Next, we create an CSSearchableItem using the attribute set we just created along with a unique identifier. In this case, I’m simply using the airport identification code. When a user taps on a Spotlight search result for your app’s data you’ll get this identifier as part of the data passed to your app delegate.

Finally, we ask the CSSearchableIndex class to index the item we created and log the airport name when it’s done indexing.

Responding to Spotlight Queries

Here we can see a Spotlight search in action. As I start typing a query into the Spotlight search field, results from within the app are presented to the user.

Animated GIF of an example Spotlight search.

When I tap on one of the search results our UIApplicationDelegate will receive an application:continueUserActivity:restorationHandler message. The NSUserActivity instance passed to this method, as part of its userInfo dictionary, will contain the unique identifier for the CSSearchableItem that we created and indexed earlier. Your app can use that identifier as appropriate. Here we’re using it to display the detail view of the related airport.

What’s Next?

In Part 2 we’ll look at how we can use the CSSearchQuery API introduced in iOS 10 to search the Spotlight index of our airport data from within our demo app.

Header image via, licensed under CC.

+ more

Accurate Timing

Accurate Timing

In many tasks we need to do something at given intervals of time. The most obvious ways may not give you the best results. Time?
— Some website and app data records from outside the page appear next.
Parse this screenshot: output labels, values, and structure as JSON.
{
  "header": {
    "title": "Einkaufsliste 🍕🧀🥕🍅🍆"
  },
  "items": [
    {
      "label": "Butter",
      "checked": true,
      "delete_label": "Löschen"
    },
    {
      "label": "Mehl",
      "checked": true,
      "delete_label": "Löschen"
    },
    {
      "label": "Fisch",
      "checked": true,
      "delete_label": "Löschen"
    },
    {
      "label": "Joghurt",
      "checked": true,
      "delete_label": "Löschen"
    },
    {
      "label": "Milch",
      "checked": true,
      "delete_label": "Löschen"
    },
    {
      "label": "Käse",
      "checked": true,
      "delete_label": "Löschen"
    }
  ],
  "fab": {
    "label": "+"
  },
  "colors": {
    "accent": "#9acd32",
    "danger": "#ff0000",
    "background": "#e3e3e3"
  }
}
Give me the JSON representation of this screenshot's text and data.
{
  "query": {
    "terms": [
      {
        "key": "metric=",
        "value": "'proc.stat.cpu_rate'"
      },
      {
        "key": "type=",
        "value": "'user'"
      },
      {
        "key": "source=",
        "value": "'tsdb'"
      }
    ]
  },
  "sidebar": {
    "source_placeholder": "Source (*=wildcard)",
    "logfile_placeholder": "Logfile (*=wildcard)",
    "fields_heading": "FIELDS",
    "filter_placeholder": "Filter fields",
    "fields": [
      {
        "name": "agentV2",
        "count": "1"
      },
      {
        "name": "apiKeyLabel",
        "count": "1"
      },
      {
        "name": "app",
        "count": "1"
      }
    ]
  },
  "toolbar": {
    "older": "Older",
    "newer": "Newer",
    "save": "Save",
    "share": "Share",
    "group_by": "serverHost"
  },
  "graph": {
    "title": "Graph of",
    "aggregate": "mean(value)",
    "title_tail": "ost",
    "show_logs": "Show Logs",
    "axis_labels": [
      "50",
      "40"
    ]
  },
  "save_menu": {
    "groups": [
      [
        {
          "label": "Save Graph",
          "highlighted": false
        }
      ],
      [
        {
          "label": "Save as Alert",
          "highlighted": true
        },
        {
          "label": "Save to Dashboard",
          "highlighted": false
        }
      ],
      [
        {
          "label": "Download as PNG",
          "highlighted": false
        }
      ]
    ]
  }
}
Meh. The most basic tasks that don't have what you might call CPU-scale time requirements can be handled with the usual language and...

read more